Nancy Santanello of Merck Research Laboratories emphasized the importance of obtaining information about risk factors and confounding influences on ADEs before and during clinical trials. Postmarketing trials and observational studies need sufficient power and length of follow-up on real-life populations with realistic end points. Concerns about observational studies include lack of randomization, lack of collection of important information for confounding variables, and the impacts of unknown cofounders. Data may be incomplete, missing, poorly measured, or invalid. Data also can be biased. Nonrandomized groups may be unequal, and unmeasured characteristics may be different. Even when risk factors for a particular disease are well known, adjustments for comorbid factors in an observational study may not be sufficient to remove the bias caused by differences between the comparison groups resulting from unmeasured risk factors. Exposures and outcomes also can be misclassified. These are not independent, and the resultant outcomes may be strongly biased in either direction even if the misclassification is nondifferential.
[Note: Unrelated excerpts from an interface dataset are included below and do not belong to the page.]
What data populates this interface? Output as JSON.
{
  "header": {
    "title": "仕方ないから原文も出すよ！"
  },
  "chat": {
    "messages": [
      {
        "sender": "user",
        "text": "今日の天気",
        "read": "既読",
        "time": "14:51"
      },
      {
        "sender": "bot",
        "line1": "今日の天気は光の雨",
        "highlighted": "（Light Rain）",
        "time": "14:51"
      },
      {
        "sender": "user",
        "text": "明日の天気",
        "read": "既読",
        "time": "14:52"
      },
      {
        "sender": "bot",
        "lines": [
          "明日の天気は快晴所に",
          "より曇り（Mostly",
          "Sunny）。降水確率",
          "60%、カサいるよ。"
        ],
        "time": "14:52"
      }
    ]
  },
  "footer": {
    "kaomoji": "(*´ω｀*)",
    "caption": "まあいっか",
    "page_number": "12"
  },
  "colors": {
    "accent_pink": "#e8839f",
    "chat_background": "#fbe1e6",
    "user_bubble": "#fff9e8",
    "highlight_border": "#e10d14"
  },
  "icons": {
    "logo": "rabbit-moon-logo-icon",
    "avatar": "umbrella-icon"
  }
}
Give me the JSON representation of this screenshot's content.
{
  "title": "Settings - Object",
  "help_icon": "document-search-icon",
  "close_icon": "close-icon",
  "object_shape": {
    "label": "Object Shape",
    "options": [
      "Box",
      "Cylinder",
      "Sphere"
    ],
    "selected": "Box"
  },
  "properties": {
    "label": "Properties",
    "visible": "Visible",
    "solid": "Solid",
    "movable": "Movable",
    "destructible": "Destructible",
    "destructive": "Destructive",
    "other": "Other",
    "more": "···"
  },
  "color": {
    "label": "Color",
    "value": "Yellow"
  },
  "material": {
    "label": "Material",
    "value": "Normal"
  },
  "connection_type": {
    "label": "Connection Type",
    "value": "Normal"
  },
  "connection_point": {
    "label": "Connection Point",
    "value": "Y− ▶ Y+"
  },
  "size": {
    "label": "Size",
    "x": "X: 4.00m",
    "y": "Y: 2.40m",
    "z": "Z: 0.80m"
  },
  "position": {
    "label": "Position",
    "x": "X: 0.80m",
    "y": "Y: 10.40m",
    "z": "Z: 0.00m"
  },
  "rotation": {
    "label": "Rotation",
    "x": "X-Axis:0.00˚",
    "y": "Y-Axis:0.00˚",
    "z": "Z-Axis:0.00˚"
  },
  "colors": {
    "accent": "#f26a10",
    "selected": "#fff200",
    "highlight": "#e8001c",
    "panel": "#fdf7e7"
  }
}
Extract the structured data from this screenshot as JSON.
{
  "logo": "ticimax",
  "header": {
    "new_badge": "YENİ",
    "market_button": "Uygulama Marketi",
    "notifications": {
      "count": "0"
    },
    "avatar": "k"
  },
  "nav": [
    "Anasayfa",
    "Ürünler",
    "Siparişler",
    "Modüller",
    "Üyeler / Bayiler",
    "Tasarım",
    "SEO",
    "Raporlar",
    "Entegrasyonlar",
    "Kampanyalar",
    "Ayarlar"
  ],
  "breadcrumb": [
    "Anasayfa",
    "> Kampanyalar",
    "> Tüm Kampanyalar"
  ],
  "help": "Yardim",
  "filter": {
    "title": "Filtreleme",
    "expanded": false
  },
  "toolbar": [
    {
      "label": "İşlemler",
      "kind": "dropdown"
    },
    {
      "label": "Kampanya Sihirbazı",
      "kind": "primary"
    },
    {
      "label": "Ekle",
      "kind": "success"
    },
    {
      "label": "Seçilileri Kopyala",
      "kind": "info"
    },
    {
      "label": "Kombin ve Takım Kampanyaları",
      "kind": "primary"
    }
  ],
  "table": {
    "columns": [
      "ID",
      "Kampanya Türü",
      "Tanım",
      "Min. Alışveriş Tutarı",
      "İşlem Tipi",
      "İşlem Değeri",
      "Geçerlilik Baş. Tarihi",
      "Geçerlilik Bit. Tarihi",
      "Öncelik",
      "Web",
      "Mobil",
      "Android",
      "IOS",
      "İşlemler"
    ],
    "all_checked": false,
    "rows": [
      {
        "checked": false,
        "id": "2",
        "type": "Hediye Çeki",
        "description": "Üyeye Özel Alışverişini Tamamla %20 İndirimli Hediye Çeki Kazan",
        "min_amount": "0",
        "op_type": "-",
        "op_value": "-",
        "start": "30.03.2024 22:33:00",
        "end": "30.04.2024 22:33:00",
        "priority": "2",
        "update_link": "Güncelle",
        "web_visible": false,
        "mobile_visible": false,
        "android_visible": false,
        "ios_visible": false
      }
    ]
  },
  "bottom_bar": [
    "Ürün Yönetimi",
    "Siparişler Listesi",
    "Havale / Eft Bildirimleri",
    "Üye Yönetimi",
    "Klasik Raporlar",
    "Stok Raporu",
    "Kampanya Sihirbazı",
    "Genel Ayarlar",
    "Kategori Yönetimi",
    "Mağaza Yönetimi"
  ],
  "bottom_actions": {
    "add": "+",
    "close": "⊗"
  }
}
Dr. Chan added that there is a need for studies to address comorbidity and co-medication use in real-life populations in order to improve postmarketing safety surveillance. Dr. Santello commented that “although a paradigm for the assessment of causality using observational studies exists, it must be applied cautiously and deliberately before definitive conclusions can be drawn.” She concluded that well-designed observational studies can supplement clinical trials and provide important additional information concerning the safety and effectiveness of therapeutic interventions.
Dr. Powell called for a more quantitative approach to the development of protocols and a higher level of learning throughout the entire development process. He noted that characterizing adverse events in terms of the time of onset, the relationship to when the dose is given, and how long it takes the adverse event to end is important. Unfortunately, this information is not found in many protocols. As a logical next step to resolve these issues, Dr. Powell recommended discussing safety and efficacy in the early stages of protocol development.